When I go out with friends, I try to keep conversations going. I’m not very talkative but I like to join in the conversations and being polite comes naturally. Recently, I went for coffee with two of my friends and the cafe was packed with people but we got a table at the corner, not long two ladies arrived and one of them asked if they could sit at the spare chairs at our table as they were still waiting for their mother and they would move as soon as she arrived because they didn’t want her to miss them. We agreed, after all we were only there for coffee and a chat, not a business meeting, so we didn’t mind them joining us.

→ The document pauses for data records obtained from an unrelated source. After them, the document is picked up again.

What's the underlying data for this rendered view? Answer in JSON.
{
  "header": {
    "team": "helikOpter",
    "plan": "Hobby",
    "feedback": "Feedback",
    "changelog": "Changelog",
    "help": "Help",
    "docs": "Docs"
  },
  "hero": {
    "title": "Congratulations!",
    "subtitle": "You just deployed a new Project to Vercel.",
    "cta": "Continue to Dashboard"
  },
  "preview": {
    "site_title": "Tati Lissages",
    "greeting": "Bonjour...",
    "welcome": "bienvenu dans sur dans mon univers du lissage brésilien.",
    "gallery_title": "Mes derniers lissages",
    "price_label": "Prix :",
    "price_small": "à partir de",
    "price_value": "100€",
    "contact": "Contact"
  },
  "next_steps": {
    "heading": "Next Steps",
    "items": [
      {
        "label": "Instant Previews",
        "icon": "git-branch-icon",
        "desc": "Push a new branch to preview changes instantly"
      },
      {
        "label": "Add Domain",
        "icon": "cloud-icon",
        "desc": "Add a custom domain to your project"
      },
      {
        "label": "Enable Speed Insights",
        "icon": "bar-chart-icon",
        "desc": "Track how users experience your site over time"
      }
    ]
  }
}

We got talking anyway, the lady who asked for the spare chairs introduced herself, her sister and chatted with us no bother, but for nearly ten minutes her sister briefly smiled or nodded her head and said nothing the whole time, even when we made attempt to include her in the conversation. At this time, I’m thinking how rude for her to just sit and ignore everyone at the table, I mean how hard can it be to just say hello or say something to join in the conversation? So my “special needs detective self” went to work. In my head I’m thinking maybe she’s nonverbal, I looked in her ear, there was no hearing aid or hearing device around her neck, so she’s definitely not hard of hearing, her eyes moved in the direction of the door everytime someone walked in, so another box ticked she’s not visually impaired, so what’s wrong, were we such bad company that she didn’t think to make the effort to be polite to us?

Not long after my head was searching for clues, their mum rushed in and apologised for being late, said hello to us and thanked us for letting them wait at our table and right before my eyes, she started to sign to the lady who didn’t talk to us. Oh jeez, how did I miss that? She’s deaf. I had looked for clues in the wrong places. We quickly tried to apologise for not making any effort to include her in our conversations, one of my friends and I attempted to correct our wrong by finger-spelling hello and sorry, this made everyone to laugh. When they left, my friends and I felt really horrible, it turned out we all thought the same thing, how rude of her to have just sat there and say nothing, but we were wrong.

In my mind, she had no hearing aid or device, so no problem, she could hear us, but when I realised she is Deaf, I suddenly realised apart from the alphabets and numbers, communicating with this lady would still be a challenge. On the other hand, making an attempt to include her was nice but ineffective as she couldn’t hear anything we were saying. I kept wondering, why did her sister not tell us that her sister is deaf? On reflection, she has probably reached the point in her life where she doesn’t need to excuse her sister’s inability to communicate like us.

(The Irish Sign Language Alphabets)

This brings me to the question “Can you sign?”.

I recently attended lectures in Communicating with the Deaf, now I can sign the letters of the alphabet and numbers using the Irish Sign Language (mind you, the Irish Sign Language is completely different from the LÁMH Sign Language, which I use). Apart from the Irish Sign Language Alphabets, there is also The DeafBlind Alphabets, The Block Alphabets and The Two-Finger Spelling Alphabets, so there was a lot to learn. I want to encourage you to learn a little at a time. I am going to try and brush up on my signing and practice using the basic signs like; hello, goodbye, sorry, please and thank you.

In this modern age, when there’s a big push for “inclusion”, it made me think how many people we meet and “exclude” just by the way we stereotype them or the lack of ability to communicate effectively with them.

I would encourage people to learn basic sign language, such as how to say “please” and “hello”. By doing this, we could push towards more inclusion for the Deaf community in our society today. Also, try not to stereotype like my friends and I did. This could backtrack our progress in creating a more inclusive society. For me, this was another lesson learned.